Your answer should be one number: how many lines below have the word "JSON".

__RECORDS FOR THIS EXERCISE__
* * *
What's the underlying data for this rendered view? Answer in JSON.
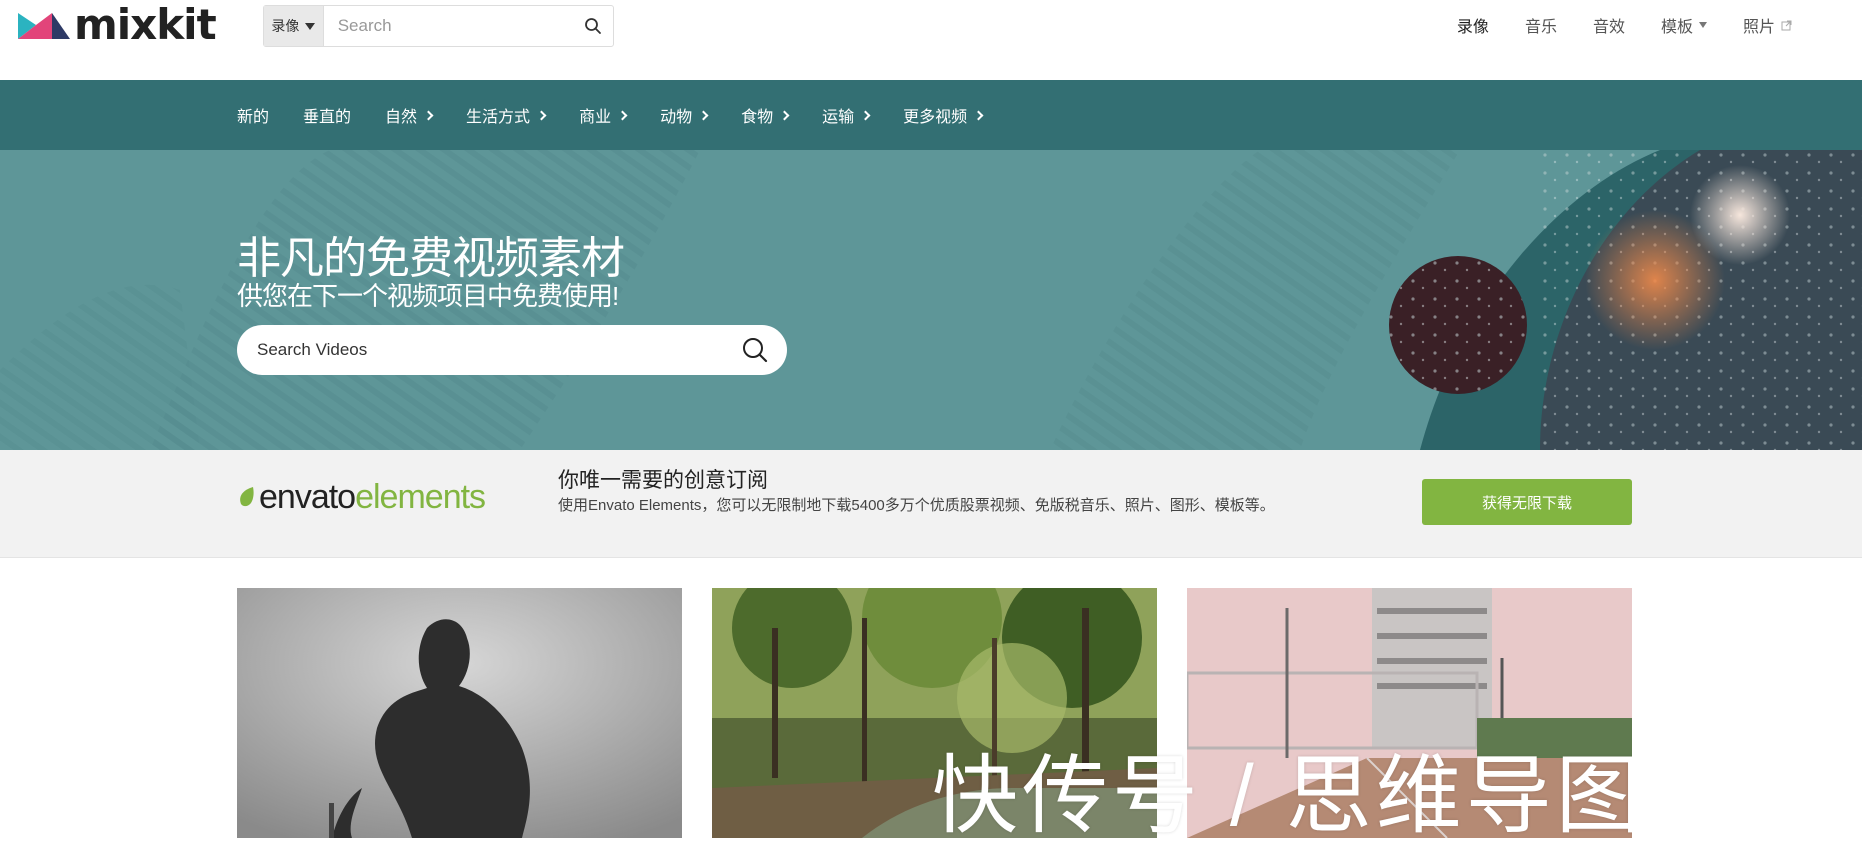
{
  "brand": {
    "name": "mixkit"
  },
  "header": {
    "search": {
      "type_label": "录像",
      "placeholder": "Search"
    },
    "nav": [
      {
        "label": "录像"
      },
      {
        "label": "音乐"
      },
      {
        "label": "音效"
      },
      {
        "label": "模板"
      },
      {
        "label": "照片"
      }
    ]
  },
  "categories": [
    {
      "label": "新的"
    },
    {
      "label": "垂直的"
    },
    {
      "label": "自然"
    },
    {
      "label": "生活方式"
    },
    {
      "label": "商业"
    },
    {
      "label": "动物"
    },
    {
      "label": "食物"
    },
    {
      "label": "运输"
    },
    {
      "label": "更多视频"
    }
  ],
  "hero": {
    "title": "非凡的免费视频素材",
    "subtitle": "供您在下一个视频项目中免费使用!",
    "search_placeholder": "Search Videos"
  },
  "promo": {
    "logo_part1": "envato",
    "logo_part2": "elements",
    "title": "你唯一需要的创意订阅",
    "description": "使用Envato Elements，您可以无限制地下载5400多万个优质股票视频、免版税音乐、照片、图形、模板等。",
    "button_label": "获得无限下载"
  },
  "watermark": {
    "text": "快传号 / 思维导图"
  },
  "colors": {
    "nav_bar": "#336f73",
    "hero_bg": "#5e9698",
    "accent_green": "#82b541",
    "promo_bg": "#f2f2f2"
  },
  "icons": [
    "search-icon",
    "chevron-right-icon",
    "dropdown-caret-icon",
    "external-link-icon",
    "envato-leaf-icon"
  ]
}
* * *
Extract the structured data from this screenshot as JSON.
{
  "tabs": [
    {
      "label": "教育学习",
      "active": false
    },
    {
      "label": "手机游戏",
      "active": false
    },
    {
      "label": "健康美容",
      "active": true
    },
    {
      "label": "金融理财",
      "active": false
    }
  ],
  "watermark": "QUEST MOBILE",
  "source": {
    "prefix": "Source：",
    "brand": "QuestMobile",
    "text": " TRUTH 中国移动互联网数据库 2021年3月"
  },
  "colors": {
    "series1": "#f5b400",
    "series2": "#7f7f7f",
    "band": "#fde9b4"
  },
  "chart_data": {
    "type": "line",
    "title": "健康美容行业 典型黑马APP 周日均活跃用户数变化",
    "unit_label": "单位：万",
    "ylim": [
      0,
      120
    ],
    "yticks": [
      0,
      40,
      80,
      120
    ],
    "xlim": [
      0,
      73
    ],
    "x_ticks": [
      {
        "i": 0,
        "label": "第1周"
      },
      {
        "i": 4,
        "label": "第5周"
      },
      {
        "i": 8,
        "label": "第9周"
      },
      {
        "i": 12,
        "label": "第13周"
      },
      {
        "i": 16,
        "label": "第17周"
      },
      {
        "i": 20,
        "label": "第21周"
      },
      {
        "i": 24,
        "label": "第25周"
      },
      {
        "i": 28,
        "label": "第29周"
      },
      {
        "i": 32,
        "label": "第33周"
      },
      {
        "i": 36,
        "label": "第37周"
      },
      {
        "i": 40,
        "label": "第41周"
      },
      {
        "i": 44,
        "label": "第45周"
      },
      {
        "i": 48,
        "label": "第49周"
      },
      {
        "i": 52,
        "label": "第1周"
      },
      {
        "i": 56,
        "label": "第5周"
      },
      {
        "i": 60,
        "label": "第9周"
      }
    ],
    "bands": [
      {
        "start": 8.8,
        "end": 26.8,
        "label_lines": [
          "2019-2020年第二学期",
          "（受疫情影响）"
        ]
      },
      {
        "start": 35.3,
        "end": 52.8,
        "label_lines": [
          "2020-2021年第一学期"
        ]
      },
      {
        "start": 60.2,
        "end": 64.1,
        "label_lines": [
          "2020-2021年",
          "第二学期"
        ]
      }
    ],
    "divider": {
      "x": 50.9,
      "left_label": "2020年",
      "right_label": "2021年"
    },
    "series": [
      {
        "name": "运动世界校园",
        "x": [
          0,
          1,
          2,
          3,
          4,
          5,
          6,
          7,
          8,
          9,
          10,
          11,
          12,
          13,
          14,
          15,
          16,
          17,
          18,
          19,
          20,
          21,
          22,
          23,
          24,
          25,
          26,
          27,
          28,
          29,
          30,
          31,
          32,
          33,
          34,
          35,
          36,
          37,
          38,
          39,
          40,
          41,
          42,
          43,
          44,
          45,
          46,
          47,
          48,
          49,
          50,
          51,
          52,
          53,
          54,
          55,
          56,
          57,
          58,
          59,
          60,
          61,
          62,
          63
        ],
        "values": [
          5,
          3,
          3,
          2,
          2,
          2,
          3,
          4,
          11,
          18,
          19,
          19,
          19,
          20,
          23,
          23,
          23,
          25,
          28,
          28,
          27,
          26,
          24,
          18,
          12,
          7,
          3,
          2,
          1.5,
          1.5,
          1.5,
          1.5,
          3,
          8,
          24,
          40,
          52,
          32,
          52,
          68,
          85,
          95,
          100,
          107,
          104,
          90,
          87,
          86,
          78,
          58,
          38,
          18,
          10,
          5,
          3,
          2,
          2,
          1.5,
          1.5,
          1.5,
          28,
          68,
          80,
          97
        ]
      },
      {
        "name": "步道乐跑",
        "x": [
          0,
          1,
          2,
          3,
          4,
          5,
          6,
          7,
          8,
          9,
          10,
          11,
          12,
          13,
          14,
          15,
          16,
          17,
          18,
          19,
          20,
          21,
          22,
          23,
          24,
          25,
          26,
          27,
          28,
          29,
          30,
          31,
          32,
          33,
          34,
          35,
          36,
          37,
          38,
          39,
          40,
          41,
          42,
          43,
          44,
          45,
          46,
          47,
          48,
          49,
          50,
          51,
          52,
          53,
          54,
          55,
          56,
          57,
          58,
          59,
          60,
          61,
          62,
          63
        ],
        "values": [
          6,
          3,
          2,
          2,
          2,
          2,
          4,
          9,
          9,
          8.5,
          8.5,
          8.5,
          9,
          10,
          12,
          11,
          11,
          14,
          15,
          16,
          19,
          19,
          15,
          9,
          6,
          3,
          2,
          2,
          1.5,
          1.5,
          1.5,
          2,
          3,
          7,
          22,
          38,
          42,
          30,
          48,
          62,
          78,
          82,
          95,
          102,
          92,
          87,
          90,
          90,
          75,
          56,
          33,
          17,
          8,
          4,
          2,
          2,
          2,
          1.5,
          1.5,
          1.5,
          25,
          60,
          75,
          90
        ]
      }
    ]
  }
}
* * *
__RESPONSE TO THE TASK__
2